people do things they can't do, and they help you do things you can't
do. I figure the point of LA is the second and third of those options)

> LA is no longer a small operation - we run 10 events or so a year,
> with a turnover of over a million dollars, and over a thousand confirmed
> members, and a broad stakeholder group.

"LA is no longer a small operation" is something that could probably
have been said every year since 2004 or so, if not earlier. If that's
somehow become a reason to abandon actually using and maintaining free
software, and living up to open source ideals, then it seems to me like
the response should be to make it a small operation again.

> For example, to do membership renewal,
> we had to export from MemberDB into mailchimp, then we will have to spend
> several hours manually reconciling records, via raw SQL, in MemberDB. Not my
> idea of fun.

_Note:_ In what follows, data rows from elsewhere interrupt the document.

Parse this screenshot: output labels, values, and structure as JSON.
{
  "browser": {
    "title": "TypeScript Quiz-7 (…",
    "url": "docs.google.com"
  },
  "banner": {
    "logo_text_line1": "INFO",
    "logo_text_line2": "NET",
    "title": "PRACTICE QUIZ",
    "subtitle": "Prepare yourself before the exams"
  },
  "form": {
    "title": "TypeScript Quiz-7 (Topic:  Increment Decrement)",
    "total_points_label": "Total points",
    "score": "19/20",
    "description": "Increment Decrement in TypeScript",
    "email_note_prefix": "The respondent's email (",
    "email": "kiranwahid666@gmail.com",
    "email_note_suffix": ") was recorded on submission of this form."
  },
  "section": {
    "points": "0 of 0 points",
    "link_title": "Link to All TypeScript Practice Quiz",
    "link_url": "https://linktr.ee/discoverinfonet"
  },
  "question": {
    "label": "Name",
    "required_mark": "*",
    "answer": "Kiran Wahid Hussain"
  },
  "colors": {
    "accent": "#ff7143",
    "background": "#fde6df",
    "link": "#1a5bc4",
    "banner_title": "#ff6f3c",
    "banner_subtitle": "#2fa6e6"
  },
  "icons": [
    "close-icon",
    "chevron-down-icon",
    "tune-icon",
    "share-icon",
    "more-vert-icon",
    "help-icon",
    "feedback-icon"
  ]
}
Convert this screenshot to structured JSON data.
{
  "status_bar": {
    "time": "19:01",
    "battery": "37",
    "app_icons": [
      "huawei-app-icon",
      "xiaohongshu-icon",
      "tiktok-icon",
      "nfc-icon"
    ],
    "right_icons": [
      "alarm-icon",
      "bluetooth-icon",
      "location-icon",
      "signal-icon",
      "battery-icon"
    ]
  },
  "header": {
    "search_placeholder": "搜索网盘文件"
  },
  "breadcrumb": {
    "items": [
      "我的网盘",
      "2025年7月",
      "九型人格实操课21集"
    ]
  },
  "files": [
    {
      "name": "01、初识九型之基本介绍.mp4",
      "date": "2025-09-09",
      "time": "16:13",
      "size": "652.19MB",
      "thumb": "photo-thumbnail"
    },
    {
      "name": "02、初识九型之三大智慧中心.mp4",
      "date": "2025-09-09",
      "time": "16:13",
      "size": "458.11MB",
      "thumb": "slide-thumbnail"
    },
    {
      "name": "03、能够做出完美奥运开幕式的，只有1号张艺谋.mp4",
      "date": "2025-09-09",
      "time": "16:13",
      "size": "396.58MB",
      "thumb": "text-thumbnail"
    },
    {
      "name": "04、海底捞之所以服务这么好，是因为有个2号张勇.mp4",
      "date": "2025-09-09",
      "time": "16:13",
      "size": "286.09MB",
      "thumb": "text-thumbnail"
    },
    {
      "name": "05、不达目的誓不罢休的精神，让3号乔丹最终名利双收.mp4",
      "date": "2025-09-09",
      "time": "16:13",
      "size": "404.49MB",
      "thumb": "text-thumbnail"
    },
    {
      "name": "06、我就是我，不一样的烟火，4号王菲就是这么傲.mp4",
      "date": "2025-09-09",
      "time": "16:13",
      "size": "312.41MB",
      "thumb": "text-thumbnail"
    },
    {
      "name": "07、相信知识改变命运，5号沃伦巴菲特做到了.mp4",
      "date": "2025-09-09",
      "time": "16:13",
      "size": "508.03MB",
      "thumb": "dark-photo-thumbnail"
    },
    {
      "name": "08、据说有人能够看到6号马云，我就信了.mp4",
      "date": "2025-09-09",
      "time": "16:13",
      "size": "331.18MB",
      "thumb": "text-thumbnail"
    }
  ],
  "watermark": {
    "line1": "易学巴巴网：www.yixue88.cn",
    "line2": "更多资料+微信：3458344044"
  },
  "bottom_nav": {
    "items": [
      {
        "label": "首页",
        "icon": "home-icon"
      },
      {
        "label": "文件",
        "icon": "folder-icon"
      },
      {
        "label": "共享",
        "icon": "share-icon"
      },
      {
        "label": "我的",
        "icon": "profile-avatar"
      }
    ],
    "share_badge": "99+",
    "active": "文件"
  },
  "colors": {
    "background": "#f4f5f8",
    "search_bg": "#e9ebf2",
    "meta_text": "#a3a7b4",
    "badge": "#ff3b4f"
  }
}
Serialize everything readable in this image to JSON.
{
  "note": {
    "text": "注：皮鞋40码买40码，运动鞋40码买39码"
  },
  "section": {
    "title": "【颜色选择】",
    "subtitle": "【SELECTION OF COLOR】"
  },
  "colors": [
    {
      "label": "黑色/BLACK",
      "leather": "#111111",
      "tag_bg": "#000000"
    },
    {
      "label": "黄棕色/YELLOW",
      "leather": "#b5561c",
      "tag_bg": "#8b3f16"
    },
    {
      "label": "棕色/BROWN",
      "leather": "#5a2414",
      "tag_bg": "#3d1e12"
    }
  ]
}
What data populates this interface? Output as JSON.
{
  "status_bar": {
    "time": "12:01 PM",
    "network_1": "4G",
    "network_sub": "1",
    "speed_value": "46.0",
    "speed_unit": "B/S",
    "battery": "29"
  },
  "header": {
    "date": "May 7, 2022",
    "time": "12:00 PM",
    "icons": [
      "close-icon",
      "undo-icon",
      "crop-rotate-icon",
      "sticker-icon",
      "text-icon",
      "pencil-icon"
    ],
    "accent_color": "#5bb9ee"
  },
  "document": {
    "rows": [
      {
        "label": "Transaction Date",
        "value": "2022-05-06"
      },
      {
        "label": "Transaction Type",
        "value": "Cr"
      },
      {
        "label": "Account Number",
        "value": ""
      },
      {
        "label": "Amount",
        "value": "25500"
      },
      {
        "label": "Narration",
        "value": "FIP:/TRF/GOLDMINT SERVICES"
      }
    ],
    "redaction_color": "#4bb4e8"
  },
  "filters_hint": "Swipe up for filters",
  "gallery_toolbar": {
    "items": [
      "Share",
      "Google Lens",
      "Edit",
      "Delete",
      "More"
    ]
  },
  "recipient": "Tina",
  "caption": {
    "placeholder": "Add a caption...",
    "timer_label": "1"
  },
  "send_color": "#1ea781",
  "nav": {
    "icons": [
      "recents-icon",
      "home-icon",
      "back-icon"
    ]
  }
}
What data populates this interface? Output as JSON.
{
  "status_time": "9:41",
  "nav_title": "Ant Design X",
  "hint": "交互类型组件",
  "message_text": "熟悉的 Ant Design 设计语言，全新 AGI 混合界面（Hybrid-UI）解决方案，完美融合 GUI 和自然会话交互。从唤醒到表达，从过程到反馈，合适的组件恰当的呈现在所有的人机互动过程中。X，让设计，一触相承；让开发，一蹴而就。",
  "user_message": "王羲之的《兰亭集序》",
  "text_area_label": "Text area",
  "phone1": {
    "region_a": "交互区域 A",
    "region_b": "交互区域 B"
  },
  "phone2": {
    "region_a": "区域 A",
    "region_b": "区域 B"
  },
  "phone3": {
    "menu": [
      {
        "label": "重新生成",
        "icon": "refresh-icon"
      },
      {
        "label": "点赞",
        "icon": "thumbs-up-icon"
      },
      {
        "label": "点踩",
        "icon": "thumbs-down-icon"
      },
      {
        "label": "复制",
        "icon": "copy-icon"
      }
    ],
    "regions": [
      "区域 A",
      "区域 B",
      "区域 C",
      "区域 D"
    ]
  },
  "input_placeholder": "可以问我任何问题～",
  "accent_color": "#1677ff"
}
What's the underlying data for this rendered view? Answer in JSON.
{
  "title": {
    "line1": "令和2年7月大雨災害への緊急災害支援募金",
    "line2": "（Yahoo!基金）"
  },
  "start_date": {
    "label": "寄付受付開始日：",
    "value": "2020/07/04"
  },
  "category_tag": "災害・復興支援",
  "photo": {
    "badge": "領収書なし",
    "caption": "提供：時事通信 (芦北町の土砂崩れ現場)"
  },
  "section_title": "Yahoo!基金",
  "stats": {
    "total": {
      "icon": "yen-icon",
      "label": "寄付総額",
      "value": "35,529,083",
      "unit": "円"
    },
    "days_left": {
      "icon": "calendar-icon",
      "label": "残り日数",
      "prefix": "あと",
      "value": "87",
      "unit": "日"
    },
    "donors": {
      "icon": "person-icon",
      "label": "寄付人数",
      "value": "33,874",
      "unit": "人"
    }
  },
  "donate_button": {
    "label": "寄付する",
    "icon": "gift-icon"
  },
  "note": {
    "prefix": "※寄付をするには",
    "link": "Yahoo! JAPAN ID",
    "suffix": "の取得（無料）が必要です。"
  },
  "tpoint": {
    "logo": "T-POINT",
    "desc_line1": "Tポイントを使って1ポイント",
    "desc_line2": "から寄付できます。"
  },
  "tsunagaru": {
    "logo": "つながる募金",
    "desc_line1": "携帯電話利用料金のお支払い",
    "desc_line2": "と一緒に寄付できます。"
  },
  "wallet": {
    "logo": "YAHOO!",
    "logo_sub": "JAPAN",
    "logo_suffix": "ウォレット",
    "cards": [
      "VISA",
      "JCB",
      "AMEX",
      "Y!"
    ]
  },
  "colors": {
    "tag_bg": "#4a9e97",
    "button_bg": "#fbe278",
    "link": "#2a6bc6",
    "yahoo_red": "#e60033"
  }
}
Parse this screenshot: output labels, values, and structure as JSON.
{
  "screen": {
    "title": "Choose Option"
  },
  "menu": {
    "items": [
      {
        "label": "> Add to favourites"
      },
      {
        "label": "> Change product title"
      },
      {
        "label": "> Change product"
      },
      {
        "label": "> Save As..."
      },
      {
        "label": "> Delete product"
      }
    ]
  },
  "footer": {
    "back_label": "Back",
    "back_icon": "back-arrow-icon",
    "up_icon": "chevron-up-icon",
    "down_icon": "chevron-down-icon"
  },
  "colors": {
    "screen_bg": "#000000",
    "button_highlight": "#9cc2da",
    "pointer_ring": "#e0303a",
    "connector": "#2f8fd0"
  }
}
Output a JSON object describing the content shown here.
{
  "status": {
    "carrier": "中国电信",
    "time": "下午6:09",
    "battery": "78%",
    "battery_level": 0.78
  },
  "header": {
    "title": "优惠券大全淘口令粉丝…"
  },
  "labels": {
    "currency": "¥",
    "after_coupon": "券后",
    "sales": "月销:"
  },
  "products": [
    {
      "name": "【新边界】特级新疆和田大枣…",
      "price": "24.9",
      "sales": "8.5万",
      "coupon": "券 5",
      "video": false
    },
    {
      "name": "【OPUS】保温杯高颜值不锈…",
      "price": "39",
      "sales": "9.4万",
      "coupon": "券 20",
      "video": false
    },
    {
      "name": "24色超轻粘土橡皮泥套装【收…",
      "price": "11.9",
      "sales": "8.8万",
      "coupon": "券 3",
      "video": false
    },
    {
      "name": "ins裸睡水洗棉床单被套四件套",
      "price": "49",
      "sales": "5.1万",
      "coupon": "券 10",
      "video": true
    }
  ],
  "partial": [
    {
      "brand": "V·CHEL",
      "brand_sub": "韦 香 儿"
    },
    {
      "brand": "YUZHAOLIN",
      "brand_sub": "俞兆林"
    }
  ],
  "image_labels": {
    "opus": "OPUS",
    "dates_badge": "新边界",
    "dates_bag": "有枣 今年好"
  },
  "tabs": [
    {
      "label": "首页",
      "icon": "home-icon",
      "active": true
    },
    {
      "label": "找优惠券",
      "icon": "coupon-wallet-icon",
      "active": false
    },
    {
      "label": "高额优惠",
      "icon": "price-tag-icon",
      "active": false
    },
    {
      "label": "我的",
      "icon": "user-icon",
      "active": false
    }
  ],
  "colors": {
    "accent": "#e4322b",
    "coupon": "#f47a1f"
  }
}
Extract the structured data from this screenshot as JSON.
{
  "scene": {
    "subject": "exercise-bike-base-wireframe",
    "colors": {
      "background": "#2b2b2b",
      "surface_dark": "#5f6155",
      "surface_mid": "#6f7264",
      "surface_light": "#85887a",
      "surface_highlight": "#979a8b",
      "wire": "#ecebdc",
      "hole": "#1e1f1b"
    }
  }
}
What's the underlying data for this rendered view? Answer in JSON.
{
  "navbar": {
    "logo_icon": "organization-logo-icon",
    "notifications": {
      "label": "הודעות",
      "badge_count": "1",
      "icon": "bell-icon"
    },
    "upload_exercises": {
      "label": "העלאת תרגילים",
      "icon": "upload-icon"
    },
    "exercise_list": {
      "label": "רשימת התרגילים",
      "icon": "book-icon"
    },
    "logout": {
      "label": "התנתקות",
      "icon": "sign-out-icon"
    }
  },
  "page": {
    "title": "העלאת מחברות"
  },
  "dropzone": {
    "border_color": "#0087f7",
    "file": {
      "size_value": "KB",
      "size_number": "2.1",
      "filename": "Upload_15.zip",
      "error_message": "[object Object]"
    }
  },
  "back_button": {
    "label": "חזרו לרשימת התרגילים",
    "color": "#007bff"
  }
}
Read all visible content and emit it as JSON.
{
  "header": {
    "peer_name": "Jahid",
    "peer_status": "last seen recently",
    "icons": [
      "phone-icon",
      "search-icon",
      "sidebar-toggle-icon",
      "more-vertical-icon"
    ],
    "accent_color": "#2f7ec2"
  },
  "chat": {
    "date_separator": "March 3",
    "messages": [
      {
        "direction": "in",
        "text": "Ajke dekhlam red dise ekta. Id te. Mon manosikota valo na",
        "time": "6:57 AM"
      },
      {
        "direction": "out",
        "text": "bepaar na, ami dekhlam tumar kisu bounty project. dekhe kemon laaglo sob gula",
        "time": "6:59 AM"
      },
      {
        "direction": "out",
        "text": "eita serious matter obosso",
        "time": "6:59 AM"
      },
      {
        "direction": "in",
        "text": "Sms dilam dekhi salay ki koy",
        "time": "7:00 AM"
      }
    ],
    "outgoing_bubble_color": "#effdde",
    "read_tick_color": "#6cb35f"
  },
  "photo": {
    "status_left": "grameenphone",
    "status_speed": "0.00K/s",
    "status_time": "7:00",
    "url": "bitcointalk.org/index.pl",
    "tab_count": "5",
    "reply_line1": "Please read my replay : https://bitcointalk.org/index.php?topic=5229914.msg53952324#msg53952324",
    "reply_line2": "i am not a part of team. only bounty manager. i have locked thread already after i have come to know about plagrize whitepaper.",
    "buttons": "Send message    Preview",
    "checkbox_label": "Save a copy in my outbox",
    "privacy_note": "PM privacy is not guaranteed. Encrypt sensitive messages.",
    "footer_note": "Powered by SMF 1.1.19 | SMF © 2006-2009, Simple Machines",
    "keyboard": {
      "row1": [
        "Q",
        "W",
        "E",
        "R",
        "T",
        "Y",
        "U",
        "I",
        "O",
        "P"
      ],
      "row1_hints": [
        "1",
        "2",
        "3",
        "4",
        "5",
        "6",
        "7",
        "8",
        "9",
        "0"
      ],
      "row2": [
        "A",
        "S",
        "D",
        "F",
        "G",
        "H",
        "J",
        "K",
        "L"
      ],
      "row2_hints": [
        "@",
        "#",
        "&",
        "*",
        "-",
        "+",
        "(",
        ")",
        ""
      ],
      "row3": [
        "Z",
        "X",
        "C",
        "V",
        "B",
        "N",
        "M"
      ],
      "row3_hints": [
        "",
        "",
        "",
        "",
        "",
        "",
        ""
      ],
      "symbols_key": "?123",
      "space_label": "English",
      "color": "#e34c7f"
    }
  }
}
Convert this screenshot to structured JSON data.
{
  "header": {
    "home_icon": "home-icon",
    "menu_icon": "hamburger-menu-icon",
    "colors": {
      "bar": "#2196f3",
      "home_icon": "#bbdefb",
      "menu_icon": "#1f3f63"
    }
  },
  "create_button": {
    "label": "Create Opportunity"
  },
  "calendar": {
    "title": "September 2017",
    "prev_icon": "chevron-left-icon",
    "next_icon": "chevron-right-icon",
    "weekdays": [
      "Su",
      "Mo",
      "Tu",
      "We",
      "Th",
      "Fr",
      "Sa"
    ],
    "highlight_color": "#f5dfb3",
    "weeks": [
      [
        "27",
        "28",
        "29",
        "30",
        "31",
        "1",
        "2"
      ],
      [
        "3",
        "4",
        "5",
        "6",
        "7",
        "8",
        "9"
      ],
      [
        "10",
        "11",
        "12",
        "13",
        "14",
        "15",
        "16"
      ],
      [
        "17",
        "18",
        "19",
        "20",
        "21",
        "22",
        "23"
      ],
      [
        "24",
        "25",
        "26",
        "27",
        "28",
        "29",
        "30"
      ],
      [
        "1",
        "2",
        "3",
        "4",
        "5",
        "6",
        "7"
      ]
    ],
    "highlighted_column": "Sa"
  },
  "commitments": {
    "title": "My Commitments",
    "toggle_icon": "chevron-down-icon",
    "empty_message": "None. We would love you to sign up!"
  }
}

So ask for help? The whole point of a volunteer group like LA is that
it's somewhere for people who do find things like spending hours playing
with raw SQL fun.

Or at least, LA used to be a group like that; as much as I'd love to be
convinced otherwise, I'm still leaning towards the conclusion that it's
not anymore.

> This thread I find a little hard to swallow to be frank. We openly called for
> nominations to the Membership committee, and a cursory question to any members
> of the committee would answer the 'did Kathy railroad this through' question.

I'm pretty sure I didn't use the word "railroad", but if you didn't
look seriously at other alternatives, then the metaphor's not entirely
inapt -- there was a set destination in mind before anything started,
and there wasn't an opportunity to have ended up anywhere else, just
like a train on a stretch of railroad.

I don't doubt that most of the membership committee were fine with that,
just as most Linux developers are mostly fine with Linus's decisions,
and most core Python developers are mostly fine with Guido as BDFL. It's
a self-selecting process.


[0] I really don't understand why this bit would be an issue. Paying $200
    for ten month's hosting by any random cheap provider for an unmanaged
    throwaway instance for evaluation purposes seems like it would be
    straightforward and not introduce any burden on any volunteers.

More information about the linux-aus mailing list